Yep, everybody's doin' it. Going virtual, that is.
There's the IBM computer, Watson, that beat out two former champs (real, not virtual) in a trial run of a "Jeopardy" competition. Then there are some Florida classrooms populated by computers, not teachers, entrusted with student learning.
In the battle of man vs. machine, the machine is clearly winning. One Florida school official defends the computerized teaching by pointing out that virtual teachers don't do any of the following: molest students, stage sickouts, gossip, demand more free periods, refuse to do lunchroom duty, or complain about overcrowded classrooms.
In fact, so many folks have gotten carried away with the virtual craze, that it's now spreading to many fields of endeavor. "Why limit this fantastic idea to just classrooms and game shows?" an enthusiastic supporter of the virtual craze commented. He went on to suggest a few other virtual "replacements," pointing how they would be superior to their human counterparts: virtual doctors (they'd be on time for their appointments and would -- surprise -- actually listen to patients), virtual pilots (they wouldn't get drunk, take unauthorized naps, or do too much yakking in the cockpit), virtual lawyers (no scamming of the clients), and virtual babysitters (no more shaken baby syndrome, they'd have infinite patience!).

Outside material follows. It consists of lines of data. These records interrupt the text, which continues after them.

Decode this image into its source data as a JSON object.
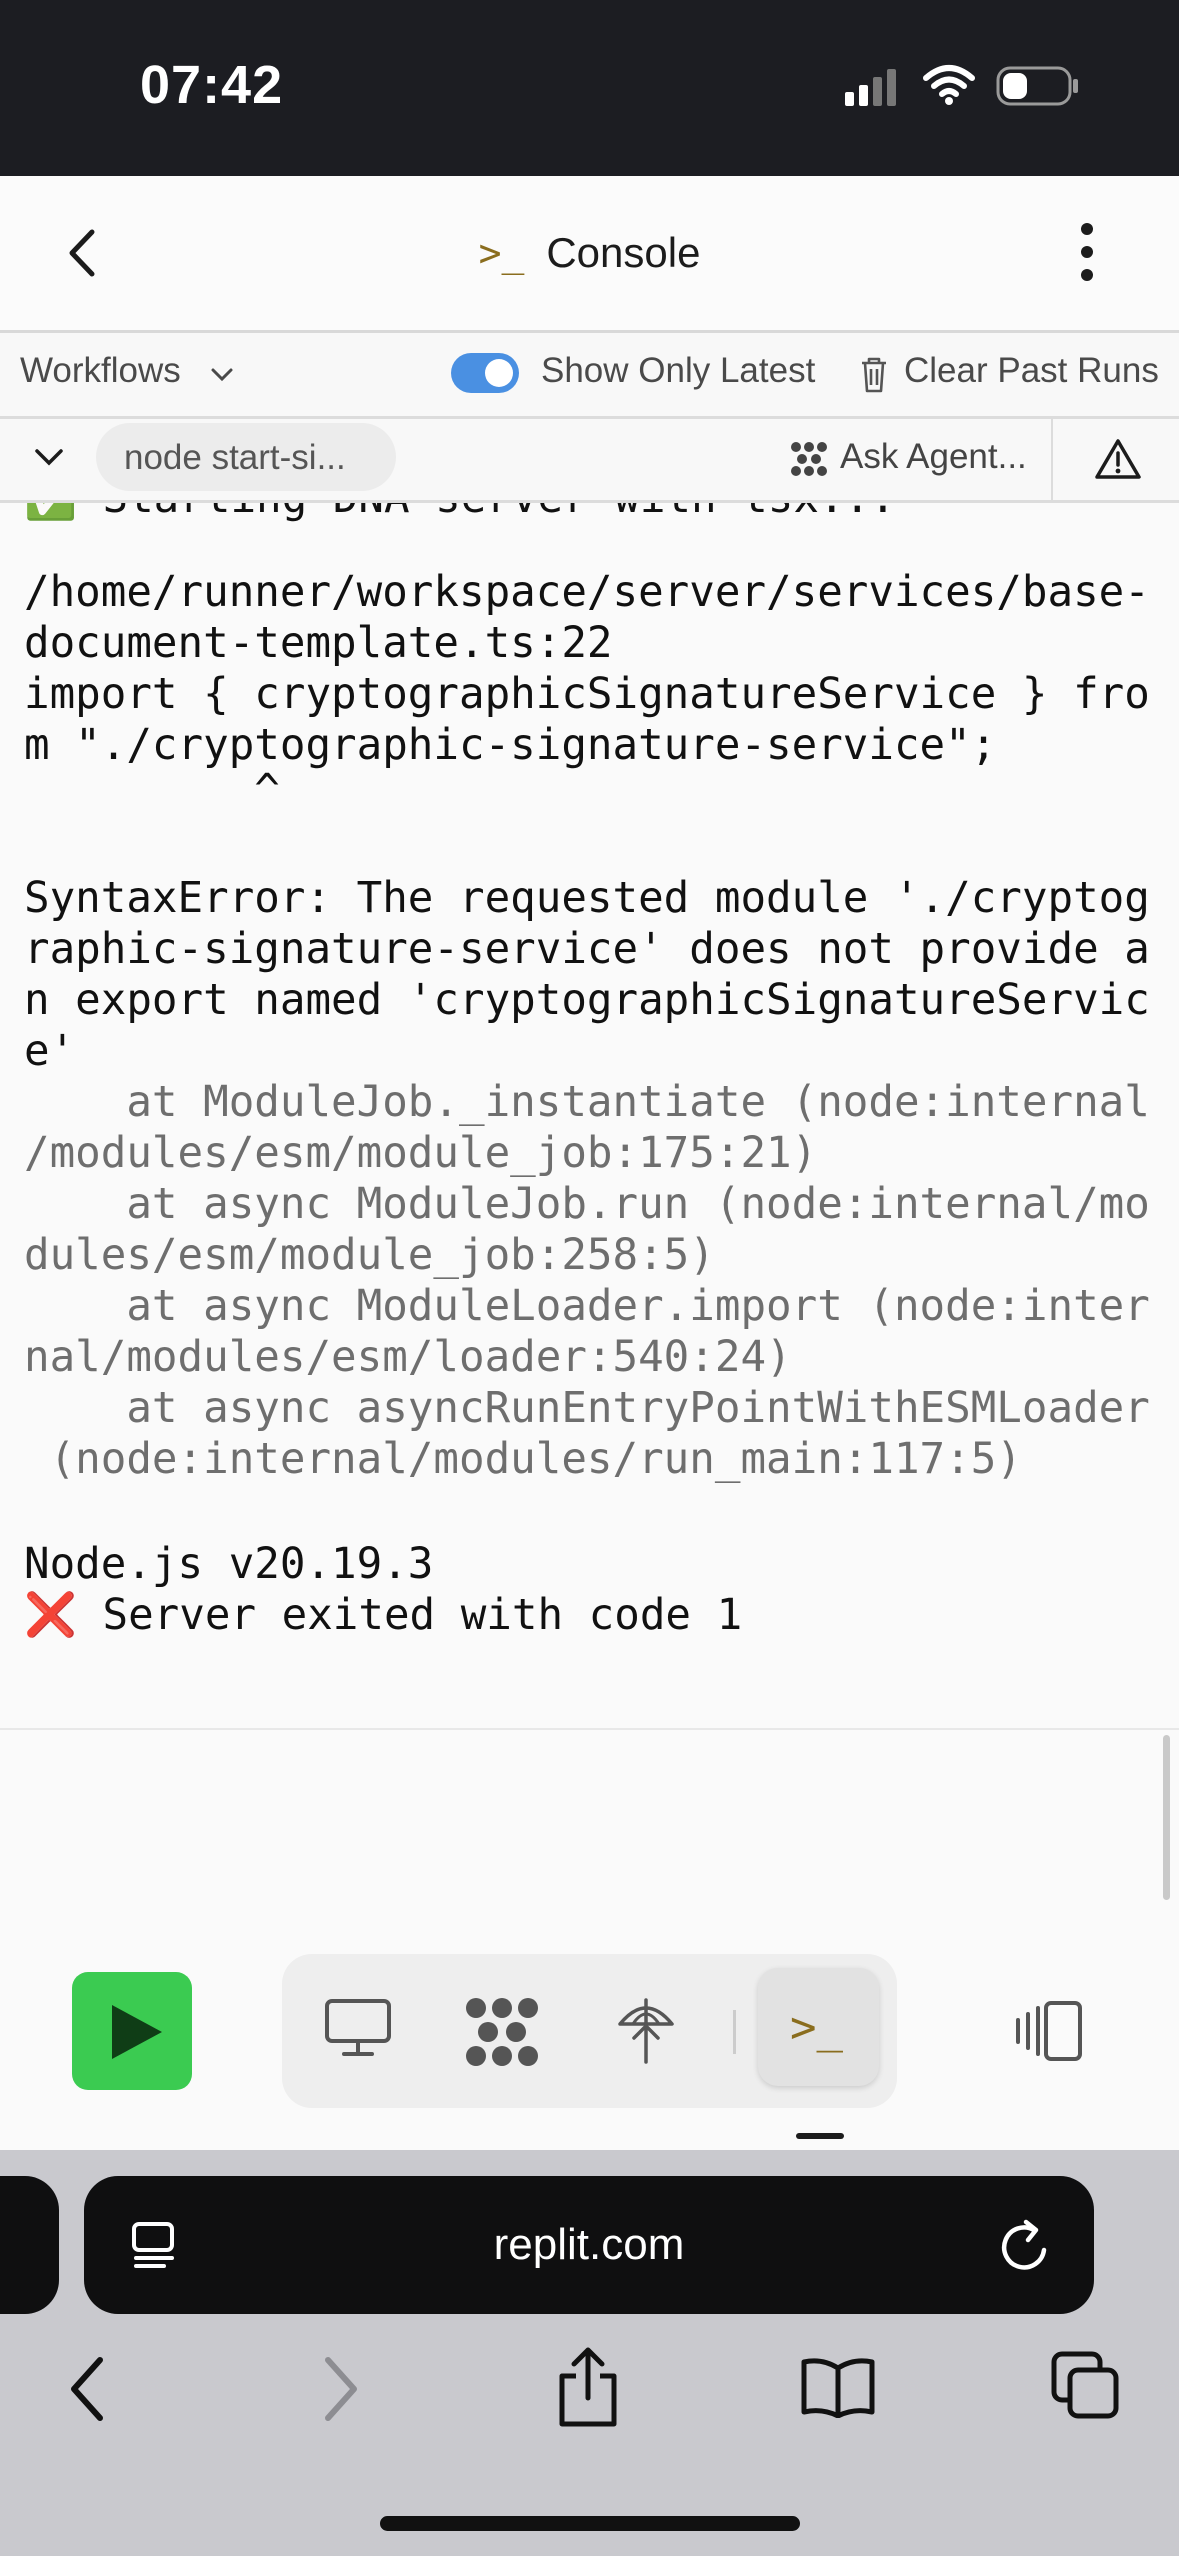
{
  "status_bar": {
    "time": "07:42"
  },
  "header": {
    "title_icon": ">_",
    "title": "Console"
  },
  "toolbar": {
    "workflows_label": "Workflows",
    "show_only_latest_label": "Show Only Latest",
    "show_only_latest_on": true,
    "clear_past_runs_label": "Clear Past Runs"
  },
  "filter_row": {
    "process_pill": "node start-si...",
    "ask_agent_label": "Ask Agent..."
  },
  "console": {
    "partial_line": "✅ Starting DNA server with tsx...",
    "lines": [
      "/home/runner/workspace/server/services/base-",
      "document-template.ts:22",
      "import { cryptographicSignatureService } fro",
      "m \"./cryptographic-signature-service\";",
      "         ^",
      "",
      "SyntaxError: The requested module './cryptog",
      "raphic-signature-service' does not provide a",
      "n export named 'cryptographicSignatureServic",
      "e'"
    ],
    "stack_lines": [
      "    at ModuleJob._instantiate (node:internal",
      "/modules/esm/module_job:175:21)",
      "    at async ModuleJob.run (node:internal/mo",
      "dules/esm/module_job:258:5)",
      "    at async ModuleLoader.import (node:inter",
      "nal/modules/esm/loader:540:24)",
      "    at async asyncRunEntryPointWithESMLoader",
      " (node:internal/modules/run_main:117:5)"
    ],
    "node_version": "Node.js v20.19.3",
    "exit_message": "❌ Server exited with code 1"
  },
  "dock": {
    "icons": [
      "monitor-icon",
      "agent-icon",
      "deploy-icon",
      "console-icon"
    ],
    "active": "console-icon",
    "console_glyph": ">_"
  },
  "browser": {
    "url": "replit.com",
    "nav_icons": [
      "back-icon",
      "forward-icon",
      "share-icon",
      "bookmarks-icon",
      "tabs-icon"
    ]
  },
  "colors": {
    "accent_blue": "#4a90e2",
    "run_green": "#3bcb51",
    "console_icon": "#8a6d1e"
  }
}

Meanwhile Dorothy, a five-time divorcee, is delighted at the thought of a virtual husband. "With No. 6, I definitely plan to go virtual," she confided, continuing, "Imagine having a hubby who wouldn't complain about my cooking, would mow the lawn on schedule, and even remember to put the toilet seat back down." With a sigh, she added: "Now that would be marital bliss."